  // initially set the slide's font size to the current page height.
  // in some rare cases that'll be the size it ends up being, but usually
  // it'll need to be reduced to accomodate for more text or higher line-height = h + 'px';

  // reduce the font size in 2px increments until the window stops overflowing
  for (i = h - 2; i > 0 && (e.offsetWidth > w || e.offsetHeight > h); i -= 2) { = i + 'px';

  // center the text vertically = (h - e.offsetHeight) / 2 + 'px';

This is an expensive operation: you’re forcing a re-layout on each loop iteration, asking the browser to decide whether text is still overflowing or not. So in cases where the text starts out at 200px and ends up at 100px, you’re triggering 50 reflows. That’s slow.

function resize() {
  var w = window.innerWidth, h = window.innerHeight, e = s[big.current]; = h + 'px';
  function pass(cinch, start) {
    for (var i = start; i > 0 && (e.offsetWidth > w || e.offsetHeight > h); i -= cinch) { = i + 'px';
    return i + cinch;
  pass(2, pass(5, pass(10, h - 2))); = (h - e.offsetHeight) / 2 + 'px';

This is the method from Big 2. You can see that it’s the same fundamental technique, but it cheats: instead of 2px hops, it starts with 10px hops, then 5px, then 2px. When it detects that the page is no longer overflowing, it backs up to the increment before. This is essentially a mini search algorithm, except trying to find the cusp between a full webpage and an overflow.

Exercise for the reader: with this optimization, big.js is getting a little bulky: it’s now 67 lines long. And the new algorithm could still be faster for big slides: should it be a proper binary search?

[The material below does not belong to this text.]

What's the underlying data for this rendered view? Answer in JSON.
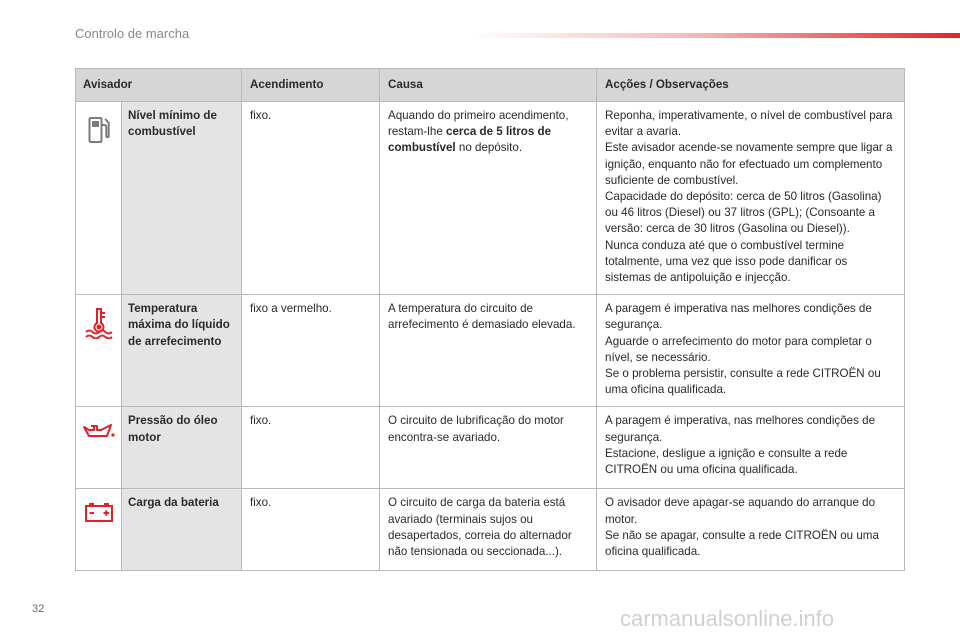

I’d love to see if anyone has ideas for how to make Big tinier or faster!

January 25, 2016 @tmcw